▶ [TASK DESCRIPTION]
Could you repeat every record below exactly as written?

▶ [INPUT RECORDS]

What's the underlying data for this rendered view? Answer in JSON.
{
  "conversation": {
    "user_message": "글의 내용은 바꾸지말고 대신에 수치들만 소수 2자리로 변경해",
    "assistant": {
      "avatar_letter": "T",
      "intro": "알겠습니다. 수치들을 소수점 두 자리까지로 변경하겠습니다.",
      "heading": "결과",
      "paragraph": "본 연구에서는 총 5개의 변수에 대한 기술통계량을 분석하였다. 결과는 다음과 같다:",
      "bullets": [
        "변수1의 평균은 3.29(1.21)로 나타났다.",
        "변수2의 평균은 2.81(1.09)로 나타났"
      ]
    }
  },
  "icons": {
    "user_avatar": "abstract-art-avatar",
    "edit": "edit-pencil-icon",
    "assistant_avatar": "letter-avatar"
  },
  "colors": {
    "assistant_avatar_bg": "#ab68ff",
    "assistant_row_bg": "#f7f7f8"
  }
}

▶ [WRITTEN RESPONSE]
What's the underlying data for this rendered view? Answer in JSON.
{
  "conversation": {
    "user_message": "글의 내용은 바꾸지말고 대신에 수치들만 소수 2자리로 변경해",
    "assistant": {
      "avatar_letter": "T",
      "intro": "알겠습니다. 수치들을 소수점 두 자리까지로 변경하겠습니다.",
      "heading": "결과",
      "paragraph": "본 연구에서는 총 5개의 변수에 대한 기술통계량을 분석하였다. 결과는 다음과 같다:",
      "bullets": [
        "변수1의 평균은 3.29(1.21)로 나타났다.",
        "변수2의 평균은 2.81(1.09)로 나타났"
      ]
    }
  },
  "icons": {
    "user_avatar": "abstract-art-avatar",
    "edit": "edit-pencil-icon",
    "assistant_avatar": "letter-avatar"
  },
  "colors": {
    "assistant_avatar_bg": "#ab68ff",
    "assistant_row_bg": "#f7f7f8"
  }
}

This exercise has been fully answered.